* SOURCE RECORDS:
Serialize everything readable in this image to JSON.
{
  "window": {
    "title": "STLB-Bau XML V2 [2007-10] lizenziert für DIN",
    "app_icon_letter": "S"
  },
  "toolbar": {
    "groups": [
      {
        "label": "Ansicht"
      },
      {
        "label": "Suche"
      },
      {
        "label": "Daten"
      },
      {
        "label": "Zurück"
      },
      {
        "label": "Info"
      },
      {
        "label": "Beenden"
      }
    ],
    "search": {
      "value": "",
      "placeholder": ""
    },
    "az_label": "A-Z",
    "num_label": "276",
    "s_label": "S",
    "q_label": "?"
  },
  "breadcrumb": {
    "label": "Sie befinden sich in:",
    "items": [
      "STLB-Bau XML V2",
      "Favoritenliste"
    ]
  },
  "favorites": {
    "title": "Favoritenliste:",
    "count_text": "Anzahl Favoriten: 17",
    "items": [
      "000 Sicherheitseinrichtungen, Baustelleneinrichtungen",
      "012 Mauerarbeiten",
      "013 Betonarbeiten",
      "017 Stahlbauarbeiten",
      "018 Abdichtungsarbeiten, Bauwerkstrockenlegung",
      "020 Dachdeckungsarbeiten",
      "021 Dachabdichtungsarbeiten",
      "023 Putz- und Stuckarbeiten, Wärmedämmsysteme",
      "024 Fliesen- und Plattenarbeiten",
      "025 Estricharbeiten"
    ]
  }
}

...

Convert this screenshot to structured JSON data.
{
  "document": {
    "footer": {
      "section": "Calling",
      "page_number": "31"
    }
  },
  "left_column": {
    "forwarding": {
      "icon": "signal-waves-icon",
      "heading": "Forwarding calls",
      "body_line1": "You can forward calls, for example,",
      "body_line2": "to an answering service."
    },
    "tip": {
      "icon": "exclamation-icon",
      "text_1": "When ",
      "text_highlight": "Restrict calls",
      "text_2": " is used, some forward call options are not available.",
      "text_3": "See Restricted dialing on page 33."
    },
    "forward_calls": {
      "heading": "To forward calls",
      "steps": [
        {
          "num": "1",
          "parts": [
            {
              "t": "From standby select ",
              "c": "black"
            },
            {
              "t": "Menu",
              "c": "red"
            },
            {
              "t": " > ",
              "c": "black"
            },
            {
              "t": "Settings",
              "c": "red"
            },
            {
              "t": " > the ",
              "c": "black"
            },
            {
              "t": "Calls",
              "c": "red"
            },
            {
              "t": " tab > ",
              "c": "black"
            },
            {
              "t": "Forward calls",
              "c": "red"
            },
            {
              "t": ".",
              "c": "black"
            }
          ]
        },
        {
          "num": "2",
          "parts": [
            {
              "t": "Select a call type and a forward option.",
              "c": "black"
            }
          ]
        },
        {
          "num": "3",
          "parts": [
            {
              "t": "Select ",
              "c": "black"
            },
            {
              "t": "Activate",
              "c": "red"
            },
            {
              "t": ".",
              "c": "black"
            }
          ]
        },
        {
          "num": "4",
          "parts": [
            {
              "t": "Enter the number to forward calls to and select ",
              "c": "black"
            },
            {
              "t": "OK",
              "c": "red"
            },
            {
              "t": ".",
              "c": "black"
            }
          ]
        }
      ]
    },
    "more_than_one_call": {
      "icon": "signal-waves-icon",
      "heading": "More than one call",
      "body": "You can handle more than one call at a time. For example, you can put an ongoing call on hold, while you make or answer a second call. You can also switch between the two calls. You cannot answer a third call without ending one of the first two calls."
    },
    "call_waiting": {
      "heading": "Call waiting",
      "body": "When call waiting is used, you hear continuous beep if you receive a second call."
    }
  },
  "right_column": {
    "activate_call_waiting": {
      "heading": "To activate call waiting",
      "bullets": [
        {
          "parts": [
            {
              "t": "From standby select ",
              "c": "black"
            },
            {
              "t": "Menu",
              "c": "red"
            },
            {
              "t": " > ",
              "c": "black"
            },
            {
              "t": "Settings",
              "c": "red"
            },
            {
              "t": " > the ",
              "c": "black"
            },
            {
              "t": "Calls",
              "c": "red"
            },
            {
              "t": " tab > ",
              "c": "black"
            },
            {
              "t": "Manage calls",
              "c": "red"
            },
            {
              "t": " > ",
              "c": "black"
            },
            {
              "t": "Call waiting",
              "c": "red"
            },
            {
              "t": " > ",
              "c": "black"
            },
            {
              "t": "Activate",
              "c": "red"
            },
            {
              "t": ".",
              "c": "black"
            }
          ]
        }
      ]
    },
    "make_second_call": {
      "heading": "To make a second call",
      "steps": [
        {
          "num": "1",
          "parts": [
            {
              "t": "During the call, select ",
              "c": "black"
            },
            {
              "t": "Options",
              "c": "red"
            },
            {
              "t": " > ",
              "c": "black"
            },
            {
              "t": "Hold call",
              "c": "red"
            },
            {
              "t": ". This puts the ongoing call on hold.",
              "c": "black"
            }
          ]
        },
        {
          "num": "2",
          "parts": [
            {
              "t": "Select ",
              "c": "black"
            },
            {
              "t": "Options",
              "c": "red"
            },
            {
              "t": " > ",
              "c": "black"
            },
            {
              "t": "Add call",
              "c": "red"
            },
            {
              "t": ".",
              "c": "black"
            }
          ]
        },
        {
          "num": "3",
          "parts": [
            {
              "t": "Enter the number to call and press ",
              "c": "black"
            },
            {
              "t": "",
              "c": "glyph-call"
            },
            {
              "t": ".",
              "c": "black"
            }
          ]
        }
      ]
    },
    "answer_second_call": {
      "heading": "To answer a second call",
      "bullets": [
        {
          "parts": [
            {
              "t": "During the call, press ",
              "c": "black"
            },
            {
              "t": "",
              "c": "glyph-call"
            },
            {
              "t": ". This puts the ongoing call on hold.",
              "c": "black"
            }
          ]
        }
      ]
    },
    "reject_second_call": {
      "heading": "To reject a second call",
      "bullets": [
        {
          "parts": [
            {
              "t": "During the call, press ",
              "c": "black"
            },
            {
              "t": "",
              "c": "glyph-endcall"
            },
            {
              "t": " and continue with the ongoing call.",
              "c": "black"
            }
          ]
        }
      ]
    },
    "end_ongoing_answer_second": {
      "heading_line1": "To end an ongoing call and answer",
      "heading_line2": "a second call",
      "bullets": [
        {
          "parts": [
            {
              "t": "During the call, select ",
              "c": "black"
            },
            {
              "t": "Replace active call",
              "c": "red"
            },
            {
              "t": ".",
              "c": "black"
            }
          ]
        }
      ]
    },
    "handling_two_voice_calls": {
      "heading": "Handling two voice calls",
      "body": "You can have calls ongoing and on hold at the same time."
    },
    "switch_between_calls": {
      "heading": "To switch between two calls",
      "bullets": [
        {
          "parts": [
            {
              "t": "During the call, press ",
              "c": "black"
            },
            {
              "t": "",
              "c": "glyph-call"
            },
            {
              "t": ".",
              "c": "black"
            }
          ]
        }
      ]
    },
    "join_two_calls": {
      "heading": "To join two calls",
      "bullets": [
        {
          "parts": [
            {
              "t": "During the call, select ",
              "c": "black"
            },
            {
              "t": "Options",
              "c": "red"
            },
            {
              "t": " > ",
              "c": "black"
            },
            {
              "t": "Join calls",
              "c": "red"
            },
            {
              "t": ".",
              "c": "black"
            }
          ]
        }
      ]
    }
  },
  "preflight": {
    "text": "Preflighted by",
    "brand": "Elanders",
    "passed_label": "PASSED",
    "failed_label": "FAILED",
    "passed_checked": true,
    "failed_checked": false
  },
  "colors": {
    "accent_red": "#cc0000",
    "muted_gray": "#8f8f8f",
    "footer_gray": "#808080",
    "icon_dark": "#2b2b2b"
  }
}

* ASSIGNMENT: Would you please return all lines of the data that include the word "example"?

* OUTPUT FOR THIS EXERCISE:
      "body_line1": "You can forward calls, for example,",
      "body": "You can handle more than one call at a time. For example, you can put an ongoing call on hold, while you make or answer a second call. You can also switch between the two calls. You cannot answer a third call without ending one of the first two calls."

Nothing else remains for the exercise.